…I would not give a pipe of ‘bacca for any of them.
Qtd. in The Cornishman, September 28, 1893, p6
And the operation was truly grim. By Friday night, the smell of decay underground was so bad that disinfectant was sent for. As the rubble was worked through, severed limbs were discovered. A day after the accident, one trapped man, William Osborne, was heard, but could not be reached in time. The hymn he was singing, ‘Abide With Me’, turned to groans, and then silence. It was later sung at his funeral.
Relatives of the eight haunted the shaft; in one instance it took four miners to subdue an hysterical mother. Prayers were regularly offered in the many Methodist Chapels of the district. At night, it was said that dogs made “hideous noises” in the streets of Camborne.
Seven men were killed: William Osborne, John Pollard, Charles White, John Jennings, Frederick Harvey, James Adams, and Richard James. Most left families, and all were God-fearing men.
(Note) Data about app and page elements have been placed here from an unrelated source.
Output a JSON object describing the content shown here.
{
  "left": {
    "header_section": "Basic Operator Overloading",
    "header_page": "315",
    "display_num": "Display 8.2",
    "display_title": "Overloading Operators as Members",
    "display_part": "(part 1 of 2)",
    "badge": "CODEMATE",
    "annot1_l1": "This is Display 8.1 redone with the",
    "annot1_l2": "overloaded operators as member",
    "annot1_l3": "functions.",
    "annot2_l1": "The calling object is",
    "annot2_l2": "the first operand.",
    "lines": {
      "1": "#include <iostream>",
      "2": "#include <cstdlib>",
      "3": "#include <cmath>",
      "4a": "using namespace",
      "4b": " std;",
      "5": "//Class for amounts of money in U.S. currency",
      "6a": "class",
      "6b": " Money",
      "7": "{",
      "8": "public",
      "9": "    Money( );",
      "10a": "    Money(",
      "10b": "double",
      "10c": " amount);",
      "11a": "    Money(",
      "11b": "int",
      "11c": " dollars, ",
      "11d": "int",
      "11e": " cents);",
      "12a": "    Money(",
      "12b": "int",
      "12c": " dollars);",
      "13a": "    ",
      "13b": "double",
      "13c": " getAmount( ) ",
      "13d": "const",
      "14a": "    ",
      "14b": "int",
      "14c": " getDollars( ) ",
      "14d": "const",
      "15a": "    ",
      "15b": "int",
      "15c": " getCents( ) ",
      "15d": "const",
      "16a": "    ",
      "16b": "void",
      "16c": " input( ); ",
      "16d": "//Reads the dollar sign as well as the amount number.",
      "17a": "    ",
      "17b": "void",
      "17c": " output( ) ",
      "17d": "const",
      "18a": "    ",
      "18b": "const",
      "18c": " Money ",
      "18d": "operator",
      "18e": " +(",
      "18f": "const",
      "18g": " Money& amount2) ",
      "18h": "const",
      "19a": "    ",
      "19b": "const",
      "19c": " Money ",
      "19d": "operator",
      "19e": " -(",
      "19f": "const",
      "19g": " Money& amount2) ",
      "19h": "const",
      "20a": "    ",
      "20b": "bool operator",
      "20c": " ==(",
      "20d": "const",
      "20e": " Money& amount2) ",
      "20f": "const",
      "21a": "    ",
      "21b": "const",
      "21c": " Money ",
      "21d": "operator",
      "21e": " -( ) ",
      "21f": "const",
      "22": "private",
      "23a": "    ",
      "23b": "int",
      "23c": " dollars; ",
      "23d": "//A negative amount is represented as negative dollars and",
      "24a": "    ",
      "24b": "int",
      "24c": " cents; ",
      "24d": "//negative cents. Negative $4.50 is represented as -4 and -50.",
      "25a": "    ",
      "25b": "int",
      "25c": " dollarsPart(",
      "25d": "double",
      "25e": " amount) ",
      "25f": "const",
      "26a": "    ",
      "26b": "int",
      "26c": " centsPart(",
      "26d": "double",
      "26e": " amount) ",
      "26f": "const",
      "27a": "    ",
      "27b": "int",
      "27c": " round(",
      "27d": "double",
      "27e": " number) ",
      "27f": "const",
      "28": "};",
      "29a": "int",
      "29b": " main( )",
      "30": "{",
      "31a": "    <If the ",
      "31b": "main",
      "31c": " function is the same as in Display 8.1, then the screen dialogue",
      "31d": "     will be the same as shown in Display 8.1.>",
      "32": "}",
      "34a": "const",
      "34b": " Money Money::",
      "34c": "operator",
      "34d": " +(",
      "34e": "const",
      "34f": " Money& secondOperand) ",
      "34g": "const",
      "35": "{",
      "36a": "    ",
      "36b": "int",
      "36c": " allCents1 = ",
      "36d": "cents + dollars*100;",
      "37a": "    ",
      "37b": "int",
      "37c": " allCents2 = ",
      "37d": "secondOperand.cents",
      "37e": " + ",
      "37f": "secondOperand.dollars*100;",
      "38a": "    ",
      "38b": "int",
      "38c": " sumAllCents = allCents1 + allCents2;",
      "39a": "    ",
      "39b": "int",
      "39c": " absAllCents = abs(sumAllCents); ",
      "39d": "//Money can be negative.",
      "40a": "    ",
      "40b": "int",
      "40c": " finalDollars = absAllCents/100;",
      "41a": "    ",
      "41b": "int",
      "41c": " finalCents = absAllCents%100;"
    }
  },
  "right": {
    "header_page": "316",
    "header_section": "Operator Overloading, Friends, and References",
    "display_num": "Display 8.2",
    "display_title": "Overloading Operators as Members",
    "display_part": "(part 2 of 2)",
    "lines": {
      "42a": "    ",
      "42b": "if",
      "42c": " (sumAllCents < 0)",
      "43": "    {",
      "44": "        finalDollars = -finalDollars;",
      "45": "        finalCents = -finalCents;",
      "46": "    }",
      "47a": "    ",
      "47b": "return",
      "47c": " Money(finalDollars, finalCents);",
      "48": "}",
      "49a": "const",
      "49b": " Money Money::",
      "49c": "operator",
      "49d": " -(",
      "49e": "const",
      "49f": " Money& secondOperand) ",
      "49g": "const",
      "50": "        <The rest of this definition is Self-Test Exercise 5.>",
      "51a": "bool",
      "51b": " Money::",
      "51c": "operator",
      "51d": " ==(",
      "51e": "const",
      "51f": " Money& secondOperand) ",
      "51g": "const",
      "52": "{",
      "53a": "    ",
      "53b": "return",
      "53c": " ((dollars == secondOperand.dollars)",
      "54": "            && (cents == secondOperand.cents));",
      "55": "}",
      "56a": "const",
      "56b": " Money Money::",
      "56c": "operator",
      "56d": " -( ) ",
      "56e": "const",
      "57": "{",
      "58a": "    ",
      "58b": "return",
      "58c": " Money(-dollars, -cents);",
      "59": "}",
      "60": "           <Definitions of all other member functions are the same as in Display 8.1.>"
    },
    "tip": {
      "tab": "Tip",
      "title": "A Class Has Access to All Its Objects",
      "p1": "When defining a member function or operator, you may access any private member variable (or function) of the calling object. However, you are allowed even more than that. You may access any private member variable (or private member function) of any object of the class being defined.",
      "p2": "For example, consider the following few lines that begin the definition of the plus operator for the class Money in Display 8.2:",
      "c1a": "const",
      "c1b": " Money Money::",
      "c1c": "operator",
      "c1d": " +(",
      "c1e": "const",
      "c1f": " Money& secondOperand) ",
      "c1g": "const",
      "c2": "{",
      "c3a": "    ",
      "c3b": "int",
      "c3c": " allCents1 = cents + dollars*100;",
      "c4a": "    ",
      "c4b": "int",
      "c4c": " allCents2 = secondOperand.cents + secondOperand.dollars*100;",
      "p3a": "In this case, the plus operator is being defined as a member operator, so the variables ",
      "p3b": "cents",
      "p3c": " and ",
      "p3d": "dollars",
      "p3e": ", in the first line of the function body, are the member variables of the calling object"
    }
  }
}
It took until Thursday October 12 to recover all the bodies.
One survived, with little more than a few scratches. Richard Davis (or Davies), 20, was rescued after forty hours underground, and staggered into his house in Troon, like a ghoul, early on the Friday morning. Here he is:
(Davies must have understandably given up mining. A Cornish Story article on the history of Holmans shows him as a member of the Works Choir in 1924.)
This was the worst disaster in the history of Dolcoath Mine, and directly led to
…the formation of a County fund to provide adequate assistance for the bereaved in the cases of fatal accidents in Cornish mines.
Cornish Post and Mining News, October 6, 1893, p7
The official inquest returned a verdict of accidental death. Burrow’s photo of 412 Fathom, taken nearly a year previously, was used at the hearing by H.M. Inspector of Mines, Joseph Martin. (Martin had been keeping the then Home Secretary, Herbert Asquith, abreast of events.) It was compared to sketches made of the accident, and exonerated Dolcoath’s Captain, Josiah Thomas, of any charges of negligence toward his men. All the inquest proved was how
…elaborate are the precautions which are taken at Dolcoath to ensure the safety of the miners…
Cornish Telegraph, October 12, 1893, p4
Burrow’s photo also proved morbidly popular with the public too, and copies, as postcards, were “eagerly snapped up” as memento mori from his Trelowarren Street shop. In fact, such was the demand for Burrow’s image, the Cornish Post and Mining News published it twice, with the following caption:
What Burrow made of all this is unknown. It’s very possible he was already making preparations for his next commission. In North Wales.
PART TWO Will be here soon.
Meanwhite take a look at Francis’s – The Cornish Historian Blog